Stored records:
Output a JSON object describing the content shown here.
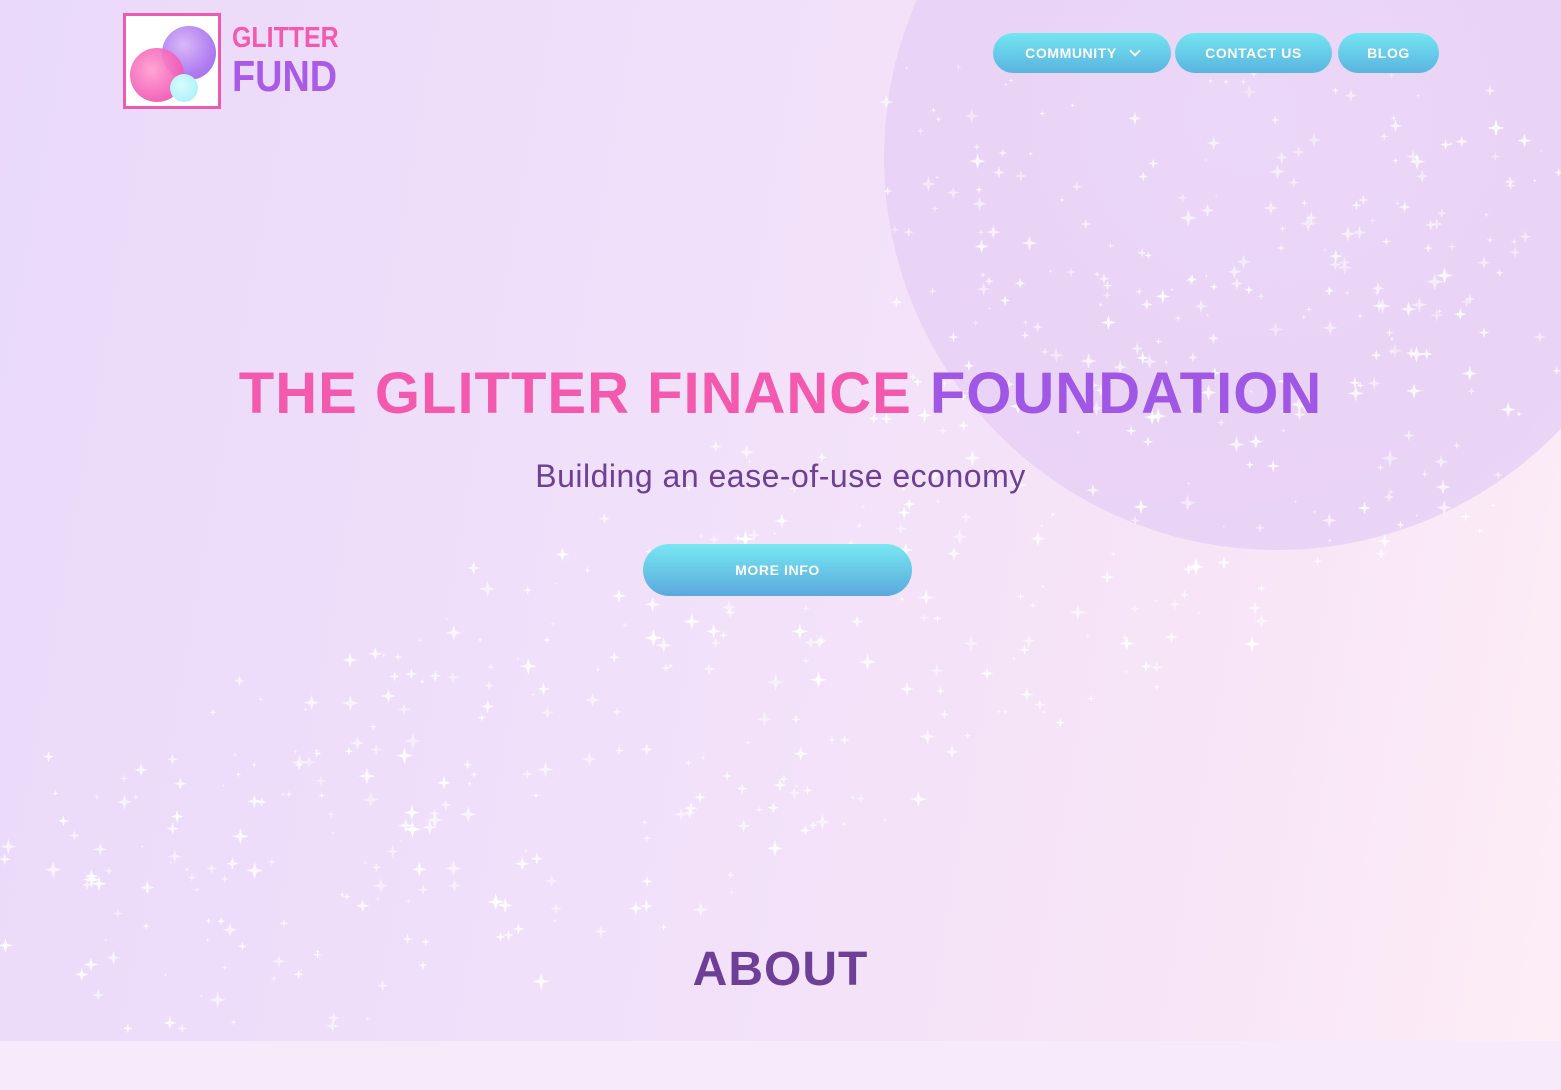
{
  "brand": {
    "logo_line1": "GLITTER",
    "logo_line2": "FUND",
    "pink": "#f35aae",
    "purple": "#a057e6",
    "cyan": "#74e5f1"
  },
  "nav": {
    "community_label": "COMMUNITY",
    "contact_label": "CONTACT US",
    "blog_label": "BLOG"
  },
  "hero": {
    "headline_part1": "THE GLITTER FINANCE",
    "headline_part2": "FOUNDATION",
    "tagline": "Building an ease-of-use economy",
    "cta_label": "MORE INFO"
  },
  "about": {
    "title": "ABOUT"
  }
}
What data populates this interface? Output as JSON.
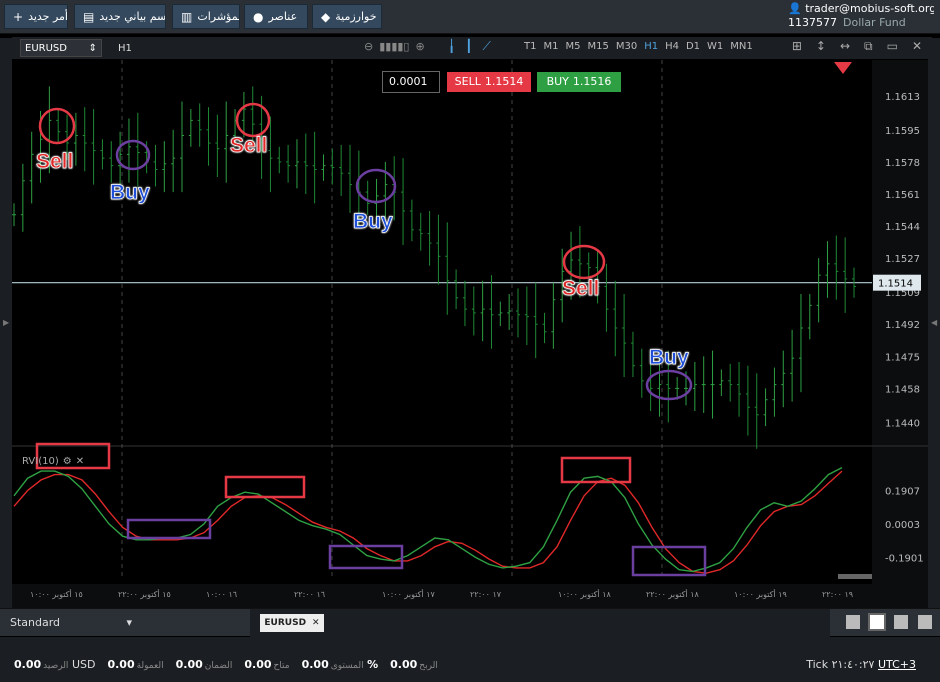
{
  "topbar": {
    "buttons": [
      {
        "label": "أمر جديد",
        "icon": "plus-icon"
      },
      {
        "label": "رسم بياني جديد",
        "icon": "chart-icon"
      },
      {
        "label": "المؤشرات",
        "icon": "bars-icon"
      },
      {
        "label": "عناصر",
        "icon": "shapes-icon"
      },
      {
        "label": "خوارزمية",
        "icon": "diamond-icon"
      }
    ],
    "account": {
      "email": "trader@mobius-soft.org",
      "number": "1137577",
      "name": "Dollar Fund"
    }
  },
  "toolbar": {
    "symbol": "EURUSD",
    "timeframe": "H1",
    "periods": [
      "T1",
      "M1",
      "M5",
      "M15",
      "M30",
      "H1",
      "H4",
      "D1",
      "W1",
      "MN1"
    ],
    "active_period": "H1"
  },
  "trade": {
    "quantity": "0.0001",
    "sell_label": "SELL",
    "sell_price": "1.1514",
    "buy_label": "BUY",
    "buy_price": "1.1516"
  },
  "colors": {
    "up": "#2ea043",
    "down": "#e53946",
    "bg": "#000000",
    "annotation_red": "#e53946",
    "annotation_purple": "#6b3fa0"
  },
  "annotations": {
    "sell_labels": [
      "Sell",
      "Sell",
      "Sell"
    ],
    "buy_labels": [
      "Buy",
      "Buy",
      "Buy"
    ]
  },
  "indicator": {
    "label": "RVI(10)"
  },
  "chart_data": {
    "type": "line",
    "symbol": "EURUSD",
    "price_axis": [
      1.1613,
      1.1595,
      1.1578,
      1.1561,
      1.1544,
      1.1527,
      1.1509,
      1.1492,
      1.1475,
      1.1458,
      1.144
    ],
    "current_price": 1.1514,
    "ylim": [
      1.1428,
      1.1632
    ],
    "x_tick_labels": [
      "١٥ أكتوبر ١٠:٠٠",
      "١٥ أكتوبر ٢٢:٠٠",
      "١٦ ١٠:٠٠",
      "١٦ ٢٢:٠٠",
      "١٧ أكتوبر ١٠:٠٠",
      "١٧ ٢٢:٠٠",
      "١٨ أكتوبر ١٠:٠٠",
      "١٨ أكتوبر ٢٢:٠٠",
      "١٩ أكتوبر ١٠:٠٠",
      "١٩ ٢٢:٠٠"
    ],
    "price_series": [
      1.155,
      1.1568,
      1.1582,
      1.159,
      1.16,
      1.1594,
      1.1588,
      1.1592,
      1.1588,
      1.1584,
      1.158,
      1.1576,
      1.1582,
      1.1586,
      1.1583,
      1.1578,
      1.1574,
      1.1577,
      1.158,
      1.1592,
      1.16,
      1.1595,
      1.1588,
      1.1585,
      1.1592,
      1.16,
      1.1606,
      1.1598,
      1.1584,
      1.158,
      1.1578,
      1.1576,
      1.1578,
      1.1576,
      1.1574,
      1.1576,
      1.1575,
      1.1572,
      1.1566,
      1.1562,
      1.1556,
      1.156,
      1.1566,
      1.1562,
      1.1552,
      1.1542,
      1.154,
      1.1535,
      1.1528,
      1.1515,
      1.1506,
      1.15,
      1.1498,
      1.15,
      1.1497,
      1.1498,
      1.1499,
      1.1497,
      1.1496,
      1.1492,
      1.1488,
      1.1505,
      1.152,
      1.1526,
      1.1524,
      1.1522,
      1.1512,
      1.15,
      1.149,
      1.1482,
      1.147,
      1.1462,
      1.1458,
      1.146,
      1.1458,
      1.1458,
      1.1458,
      1.146,
      1.146,
      1.146,
      1.1462,
      1.146,
      1.1455,
      1.1448,
      1.1444,
      1.1452,
      1.146,
      1.1466,
      1.1474,
      1.149,
      1.1502,
      1.1518,
      1.1524,
      1.152,
      1.1516,
      1.1512
    ],
    "rvi_axis": [
      0.1907,
      0.0003,
      -0.1901
    ],
    "rvi_ylim": [
      -0.33,
      0.42
    ],
    "rvi_green": [
      0.16,
      0.26,
      0.3,
      0.3,
      0.27,
      0.2,
      0.1,
      0.0,
      -0.07,
      -0.09,
      -0.09,
      -0.08,
      -0.08,
      -0.06,
      0.0,
      0.1,
      0.15,
      0.18,
      0.17,
      0.12,
      0.07,
      0.02,
      -0.01,
      -0.03,
      -0.06,
      -0.12,
      -0.18,
      -0.2,
      -0.21,
      -0.18,
      -0.13,
      -0.08,
      -0.09,
      -0.14,
      -0.19,
      -0.23,
      -0.25,
      -0.24,
      -0.22,
      -0.13,
      0.02,
      0.18,
      0.26,
      0.27,
      0.24,
      0.15,
      0.0,
      -0.12,
      -0.2,
      -0.26,
      -0.27,
      -0.25,
      -0.22,
      -0.14,
      -0.02,
      0.08,
      0.12,
      0.1,
      0.13,
      0.2,
      0.28,
      0.32
    ],
    "rvi_red": [
      0.1,
      0.19,
      0.25,
      0.28,
      0.28,
      0.25,
      0.17,
      0.07,
      -0.02,
      -0.07,
      -0.09,
      -0.09,
      -0.09,
      -0.08,
      -0.05,
      0.02,
      0.1,
      0.15,
      0.16,
      0.15,
      0.11,
      0.06,
      0.01,
      -0.02,
      -0.04,
      -0.08,
      -0.14,
      -0.18,
      -0.21,
      -0.21,
      -0.18,
      -0.13,
      -0.1,
      -0.11,
      -0.15,
      -0.2,
      -0.24,
      -0.25,
      -0.25,
      -0.22,
      -0.13,
      0.02,
      0.16,
      0.24,
      0.26,
      0.22,
      0.12,
      -0.02,
      -0.14,
      -0.22,
      -0.27,
      -0.28,
      -0.26,
      -0.21,
      -0.12,
      -0.01,
      0.07,
      0.1,
      0.11,
      0.16,
      0.23,
      0.3
    ]
  },
  "bottombar": {
    "template": "Standard",
    "symbol_tab": "EURUSD"
  },
  "status": {
    "balance_value": "0.00",
    "balance_label": "الرصيد",
    "currency": "USD",
    "commission_value": "0.00",
    "commission_label": "العمولة",
    "margin_value": "0.00",
    "margin_label": "الضمان",
    "free_value": "0.00",
    "free_label": "متاح",
    "level_value": "0.00",
    "level_label": "المستوى",
    "level_unit": "%",
    "profit_value": "0.00",
    "profit_label": "الربح",
    "tick_label": "Tick",
    "time": "٢١:٤٠:٢٧",
    "timezone": "UTC+3"
  }
}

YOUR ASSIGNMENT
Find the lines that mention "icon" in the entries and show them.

ANSWER TO THIS TASK
        "icon": "plus-icon"
        "icon": "chart-icon"
        "icon": "bars-icon"
        "icon": "shapes-icon"
        "icon": "diamond-icon"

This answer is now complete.